=== Begin Enclosure ===
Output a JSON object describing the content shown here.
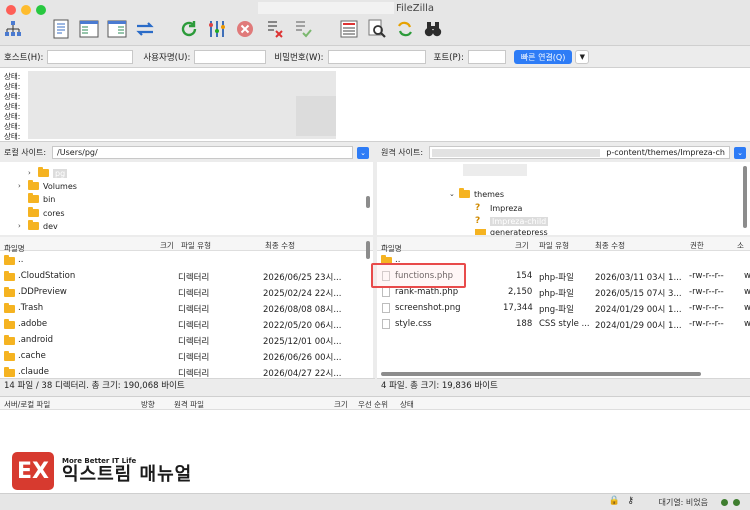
{
  "window": {
    "title": "FileZilla"
  },
  "quickconnect": {
    "host_label": "호스트(H):",
    "user_label": "사용자명(U):",
    "pass_label": "비밀번호(W):",
    "port_label": "포트(P):",
    "connect_label": "빠른 연결(Q)",
    "host_value": "",
    "user_value": "",
    "pass_value": "",
    "port_value": ""
  },
  "status_log": {
    "lines": [
      "상태:",
      "상태:",
      "상태:",
      "상태:",
      "상태:",
      "상태:",
      "상태:"
    ]
  },
  "local": {
    "site_label": "로컬 사이트:",
    "path": "/Users/pg/",
    "tree": [
      {
        "name": "pg",
        "selected": true
      },
      {
        "name": "Volumes"
      },
      {
        "name": "bin"
      },
      {
        "name": "cores"
      },
      {
        "name": "dev"
      }
    ],
    "headers": {
      "name": "파일명",
      "size": "크기",
      "type": "파일 유형",
      "modified": "최종 수정"
    },
    "files": [
      {
        "name": "..",
        "size": "",
        "type": "",
        "modified": ""
      },
      {
        "name": ".CloudStation",
        "size": "",
        "type": "디렉터리",
        "modified": "2026/06/25 23시..."
      },
      {
        "name": ".DDPreview",
        "size": "",
        "type": "디렉터리",
        "modified": "2025/02/24 22시..."
      },
      {
        "name": ".Trash",
        "size": "",
        "type": "디렉터리",
        "modified": "2026/08/08 08시..."
      },
      {
        "name": ".adobe",
        "size": "",
        "type": "디렉터리",
        "modified": "2022/05/20 06시..."
      },
      {
        "name": ".android",
        "size": "",
        "type": "디렉터리",
        "modified": "2025/12/01 00시..."
      },
      {
        "name": ".cache",
        "size": "",
        "type": "디렉터리",
        "modified": "2026/06/26 00시..."
      },
      {
        "name": ".claude",
        "size": "",
        "type": "디렉터리",
        "modified": "2026/04/27 22시..."
      }
    ],
    "summary": "14 파일 / 38 디렉터리. 총 크기: 190,068 바이트"
  },
  "remote": {
    "site_label": "원격 사이트:",
    "path": "p-content/themes/Impreza-ch",
    "tree": [
      {
        "name": "themes"
      },
      {
        "name": "Impreza",
        "unknown": true
      },
      {
        "name": "Impreza-child",
        "unknown": true,
        "selected": true
      },
      {
        "name": "generatepress"
      }
    ],
    "headers": {
      "name": "파일명",
      "size": "크기",
      "type": "파일 유형",
      "modified": "최종 수정",
      "perm": "권한",
      "owner": "소"
    },
    "files": [
      {
        "name": "..",
        "size": "",
        "type": "",
        "modified": "",
        "perm": "",
        "owner": ""
      },
      {
        "name": "functions.php",
        "size": "154",
        "type": "php-파일",
        "modified": "2026/03/11 03시 1...",
        "perm": "-rw-r--r--",
        "owner": "w"
      },
      {
        "name": "rank-math.php",
        "size": "2,150",
        "type": "php-파일",
        "modified": "2026/05/15 07시 3...",
        "perm": "-rw-r--r--",
        "owner": "w"
      },
      {
        "name": "screenshot.png",
        "size": "17,344",
        "type": "png-파일",
        "modified": "2024/01/29 00시 1...",
        "perm": "-rw-r--r--",
        "owner": "w"
      },
      {
        "name": "style.css",
        "size": "188",
        "type": "CSS style ...",
        "modified": "2024/01/29 00시 1...",
        "perm": "-rw-r--r--",
        "owner": "w"
      }
    ],
    "summary": "4 파일. 총 크기: 19,836 바이트"
  },
  "queue": {
    "headers": {
      "file": "서버/로컬 파일",
      "dir": "방향",
      "remote": "원격 파일",
      "size": "크기",
      "priority": "우선 순위",
      "status": "상태"
    }
  },
  "statusbar": {
    "queue_text": "대기열: 비었음"
  },
  "watermark": {
    "tagline": "More Better IT Life",
    "brand": "익스트림 매뉴얼"
  }
}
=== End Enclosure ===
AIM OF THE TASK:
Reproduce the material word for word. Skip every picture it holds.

YOUR RESPONSE:
Output a JSON object describing the content shown here.
{
  "window": {
    "title": "FileZilla"
  },
  "quickconnect": {
    "host_label": "호스트(H):",
    "user_label": "사용자명(U):",
    "pass_label": "비밀번호(W):",
    "port_label": "포트(P):",
    "connect_label": "빠른 연결(Q)",
    "host_value": "",
    "user_value": "",
    "pass_value": "",
    "port_value": ""
  },
  "status_log": {
    "lines": [
      "상태:",
      "상태:",
      "상태:",
      "상태:",
      "상태:",
      "상태:",
      "상태:"
    ]
  },
  "local": {
    "site_label": "로컬 사이트:",
    "path": "/Users/pg/",
    "tree": [
      {
        "name": "pg",
        "selected": true
      },
      {
        "name": "Volumes"
      },
      {
        "name": "bin"
      },
      {
        "name": "cores"
      },
      {
        "name": "dev"
      }
    ],
    "headers": {
      "name": "파일명",
      "size": "크기",
      "type": "파일 유형",
      "modified": "최종 수정"
    },
    "files": [
      {
        "name": "..",
        "size": "",
        "type": "",
        "modified": ""
      },
      {
        "name": ".CloudStation",
        "size": "",
        "type": "디렉터리",
        "modified": "2026/06/25 23시..."
      },
      {
        "name": ".DDPreview",
        "size": "",
        "type": "디렉터리",
        "modified": "2025/02/24 22시..."
      },
      {
        "name": ".Trash",
        "size": "",
        "type": "디렉터리",
        "modified": "2026/08/08 08시..."
      },
      {
        "name": ".adobe",
        "size": "",
        "type": "디렉터리",
        "modified": "2022/05/20 06시..."
      },
      {
        "name": ".android",
        "size": "",
        "type": "디렉터리",
        "modified": "2025/12/01 00시..."
      },
      {
        "name": ".cache",
        "size": "",
        "type": "디렉터리",
        "modified": "2026/06/26 00시..."
      },
      {
        "name": ".claude",
        "size": "",
        "type": "디렉터리",
        "modified": "2026/04/27 22시..."
      }
    ],
    "summary": "14 파일 / 38 디렉터리. 총 크기: 190,068 바이트"
  },
  "remote": {
    "site_label": "원격 사이트:",
    "path": "p-content/themes/Impreza-ch",
    "tree": [
      {
        "name": "themes"
      },
      {
        "name": "Impreza",
        "unknown": true
      },
      {
        "name": "Impreza-child",
        "unknown": true,
        "selected": true
      },
      {
        "name": "generatepress"
      }
    ],
    "headers": {
      "name": "파일명",
      "size": "크기",
      "type": "파일 유형",
      "modified": "최종 수정",
      "perm": "권한",
      "owner": "소"
    },
    "files": [
      {
        "name": "..",
        "size": "",
        "type": "",
        "modified": "",
        "perm": "",
        "owner": ""
      },
      {
        "name": "functions.php",
        "size": "154",
        "type": "php-파일",
        "modified": "2026/03/11 03시 1...",
        "perm": "-rw-r--r--",
        "owner": "w"
      },
      {
        "name": "rank-math.php",
        "size": "2,150",
        "type": "php-파일",
        "modified": "2026/05/15 07시 3...",
        "perm": "-rw-r--r--",
        "owner": "w"
      },
      {
        "name": "screenshot.png",
        "size": "17,344",
        "type": "png-파일",
        "modified": "2024/01/29 00시 1...",
        "perm": "-rw-r--r--",
        "owner": "w"
      },
      {
        "name": "style.css",
        "size": "188",
        "type": "CSS style ...",
        "modified": "2024/01/29 00시 1...",
        "perm": "-rw-r--r--",
        "owner": "w"
      }
    ],
    "summary": "4 파일. 총 크기: 19,836 바이트"
  },
  "queue": {
    "headers": {
      "file": "서버/로컬 파일",
      "dir": "방향",
      "remote": "원격 파일",
      "size": "크기",
      "priority": "우선 순위",
      "status": "상태"
    }
  },
  "statusbar": {
    "queue_text": "대기열: 비었음"
  },
  "watermark": {
    "tagline": "More Better IT Life",
    "brand": "익스트림 매뉴얼"
  }
}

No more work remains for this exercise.